WUOMFM

Federal government wants to remove eastern cougar from endangered species list

Jul 14, 2015

Here Bruce Wright, a wildlife biologist, is pictured with what the USFWS believes to be the last eastern cougar, captured in Somerset County, Maine in 1938.
Credit U.S. Fish & Wildlife Service

You might’ve heard about cougars being spotted in Michigan. There are also cougars out west and there’s the Florida panther. But what we’re talking about here is something called the eastern cougar.

There’s a debate about how different these animals are from each other.

The U.S. Fish and Wildlife Service says the eastern cougar used to be found in Michigan, parts of Canada and Maine and farther south.

But the USFWS says that animal is extinct.

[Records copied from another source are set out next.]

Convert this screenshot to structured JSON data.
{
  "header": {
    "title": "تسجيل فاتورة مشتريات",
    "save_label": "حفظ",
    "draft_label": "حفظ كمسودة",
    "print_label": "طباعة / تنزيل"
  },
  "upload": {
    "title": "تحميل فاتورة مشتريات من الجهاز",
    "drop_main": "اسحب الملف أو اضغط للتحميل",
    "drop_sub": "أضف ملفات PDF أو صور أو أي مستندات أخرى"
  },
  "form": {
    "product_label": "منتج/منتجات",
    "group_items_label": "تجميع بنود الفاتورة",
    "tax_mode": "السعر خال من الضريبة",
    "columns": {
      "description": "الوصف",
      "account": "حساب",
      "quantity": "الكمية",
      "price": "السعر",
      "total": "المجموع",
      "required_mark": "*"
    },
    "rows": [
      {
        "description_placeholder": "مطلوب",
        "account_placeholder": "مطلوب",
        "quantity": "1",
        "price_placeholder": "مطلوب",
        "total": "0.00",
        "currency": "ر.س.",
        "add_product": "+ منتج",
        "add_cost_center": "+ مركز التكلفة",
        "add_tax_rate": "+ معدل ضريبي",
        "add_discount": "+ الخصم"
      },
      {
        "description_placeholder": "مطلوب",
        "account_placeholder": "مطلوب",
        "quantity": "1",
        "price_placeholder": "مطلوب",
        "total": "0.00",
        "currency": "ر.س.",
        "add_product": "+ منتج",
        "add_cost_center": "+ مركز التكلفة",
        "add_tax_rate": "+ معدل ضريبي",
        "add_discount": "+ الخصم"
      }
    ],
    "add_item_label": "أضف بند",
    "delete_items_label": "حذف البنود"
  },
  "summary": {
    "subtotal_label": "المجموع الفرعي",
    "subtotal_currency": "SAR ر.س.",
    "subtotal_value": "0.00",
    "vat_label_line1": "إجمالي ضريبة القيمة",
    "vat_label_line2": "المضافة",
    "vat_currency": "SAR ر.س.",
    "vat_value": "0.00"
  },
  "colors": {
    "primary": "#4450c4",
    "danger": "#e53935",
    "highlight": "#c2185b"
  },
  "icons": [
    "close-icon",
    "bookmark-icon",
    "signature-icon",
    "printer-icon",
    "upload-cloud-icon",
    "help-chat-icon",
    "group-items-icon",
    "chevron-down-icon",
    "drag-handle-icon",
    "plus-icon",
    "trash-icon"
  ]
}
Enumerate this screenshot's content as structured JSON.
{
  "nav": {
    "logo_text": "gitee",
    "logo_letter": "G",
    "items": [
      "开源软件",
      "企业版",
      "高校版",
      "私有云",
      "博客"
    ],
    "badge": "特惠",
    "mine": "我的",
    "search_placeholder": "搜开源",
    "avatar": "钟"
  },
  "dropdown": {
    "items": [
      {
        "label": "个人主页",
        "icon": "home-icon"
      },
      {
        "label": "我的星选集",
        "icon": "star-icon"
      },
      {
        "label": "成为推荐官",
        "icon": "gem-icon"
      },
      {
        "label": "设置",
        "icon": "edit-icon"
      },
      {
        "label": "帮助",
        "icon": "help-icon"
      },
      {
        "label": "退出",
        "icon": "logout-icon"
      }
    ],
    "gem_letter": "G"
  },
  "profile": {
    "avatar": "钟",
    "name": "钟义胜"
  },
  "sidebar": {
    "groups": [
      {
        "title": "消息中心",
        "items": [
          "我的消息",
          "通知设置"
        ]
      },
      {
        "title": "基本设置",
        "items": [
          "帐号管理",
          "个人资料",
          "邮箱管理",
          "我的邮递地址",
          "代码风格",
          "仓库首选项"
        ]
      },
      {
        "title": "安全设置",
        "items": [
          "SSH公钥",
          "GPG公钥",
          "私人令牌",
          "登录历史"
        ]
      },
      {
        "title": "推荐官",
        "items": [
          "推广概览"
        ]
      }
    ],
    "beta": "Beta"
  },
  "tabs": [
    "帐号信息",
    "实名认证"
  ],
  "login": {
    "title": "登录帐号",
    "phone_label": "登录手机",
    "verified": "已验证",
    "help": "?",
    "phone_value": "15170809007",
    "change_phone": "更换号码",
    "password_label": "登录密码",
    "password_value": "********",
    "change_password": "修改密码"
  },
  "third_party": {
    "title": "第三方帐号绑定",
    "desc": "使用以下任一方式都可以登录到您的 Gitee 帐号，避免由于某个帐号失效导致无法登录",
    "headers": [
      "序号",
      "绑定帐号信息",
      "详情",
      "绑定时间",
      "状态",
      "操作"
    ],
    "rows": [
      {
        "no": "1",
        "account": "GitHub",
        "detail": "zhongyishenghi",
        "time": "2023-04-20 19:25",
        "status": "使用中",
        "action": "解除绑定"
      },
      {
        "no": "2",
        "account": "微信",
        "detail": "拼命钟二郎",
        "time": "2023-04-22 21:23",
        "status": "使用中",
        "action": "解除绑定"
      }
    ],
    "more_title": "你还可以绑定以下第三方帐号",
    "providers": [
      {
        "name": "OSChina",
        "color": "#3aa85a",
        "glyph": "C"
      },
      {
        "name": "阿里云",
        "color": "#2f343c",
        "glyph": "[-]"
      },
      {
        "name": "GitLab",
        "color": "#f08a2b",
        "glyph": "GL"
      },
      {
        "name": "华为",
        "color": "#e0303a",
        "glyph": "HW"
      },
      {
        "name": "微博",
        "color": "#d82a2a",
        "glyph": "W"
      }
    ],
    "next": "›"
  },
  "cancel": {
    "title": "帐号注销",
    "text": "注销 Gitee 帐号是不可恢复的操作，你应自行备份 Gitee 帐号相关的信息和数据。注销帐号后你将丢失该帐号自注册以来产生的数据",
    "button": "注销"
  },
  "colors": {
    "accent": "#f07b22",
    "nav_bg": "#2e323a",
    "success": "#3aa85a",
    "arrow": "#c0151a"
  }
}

And the agency wants to take it off the endangered species list.

Here's how the USFWS explains it:

The Service completed the formal review of the eastern cougar in 2011. During the review, the Service examined the best available scientific and historic information, queried 21 states and eastern Canadian provinces, and reviewed hundreds of reports from the public. No states or provinces provided evidence of the existence of an eastern cougar population.

The Service concluded that cougars occasionally occur in eastern North America, but that they are either Florida panthers, dispersing animals from western populations, or have been released or escaped from captivity. The conclusions are based on a review of more than 100 reports dating back to 1900.

Cougars in Michigan

The Michigan Department of Natural Resources says the last known eastern cougar was killed in 1906 near Newberry.  

But there have been cougar sightings on and off in Michigan since then.

Brian Roell is a wildlife biologist with the MDNR’s cougar team.

He says since 2008, the DNR has verified 29 cougar sightings in the Upper Peninsula.

“We’ve had, basically every year since 2008, a handful of either tracks, and lately a lot of photographs off trail cameras,” he says.

So where are they coming from?

Roell says they don't know how many cougars are in the U.P., but he suspects it's a single digit number.

He says they also don’t have any evidence that there are any remaining eastern cougars, and he says they also don’t have any evidence of a breeding population in Michigan. He says the cougars in the U.P. are probably western cougars that wandered over from the Dakotas.

“That’s the closest proximity to a known population. Any animals of an eastern cougar descent would have to come from a remnant population and we don’t even know of any population of eastern cougars,” says Roell.

But other people argue cougars have survived in small remnant populations in the state.

“I believe we’ve had cougars in the east for a whole century, I mean not in any large numbers,” says Patrick Rusz, director of wildlife programs for the Michigan Wildlife Conservancy.

“Whether that is a so-called eastern cougar or not, I don’t know. But they’re a cougar. And I would contend that the geneticists that are working on that today probably have it right in that there was never a solid basis for an eastern cougar subspecies.”

Some scientists say the various subspecies of cougars might not be significantly different from each other.
Credit Flickr user Bruce Tuten / Flickr

Rusz is referring to a debate about whether subspecies of cougars are really all that different from each other.

Mark McCollough is an endangered species biologist with the U.S. Fish and Wildlife Service Maine Field Office.

He says research has revealed that cougars living in the Dakotas, cougars living out west, Florida panthers and this eastern subspecies of cougar are all pretty similar.

“It turns out that some of the most recent science in the last 15 years would indicate that there’s really not much difference between them," he says.

He points to research by Melanie Culver from the University of Arizona.

"Her doctoral work showed that all cougars in North America —  where there were once 15 to 17 subspecies that were named here —  perhaps all of them really are only one subspecies of cougar," he says. "So there were two options for the Fish and Wildlife Service to pursue in de-listing the eastern cougar subspecies. One was based on extinction, which is what we are moving forward with. And the other would have been taxonomic error, that perhaps there never really was an eastern cougar subspecies."

He says the USFWS decided to pursue the first route, the de-listing of the eastern cougar subspecies based on extinction, because many cougar biologists who contributed to their five-year review of the eastern cougar in 2011 maintained that a few subspecies survived in North America. 

"So we, based on that indecision and sort of dissension amongst some of the cougar experts, we decided to pursue a de-listing based on extinction," he says.

McCollough says if the eastern cougar is taken off the endangered species list, management will fall to the states.

Michigan does not have a management plan in place if the eastern cougar is de-listed. But cougars are protected by state law.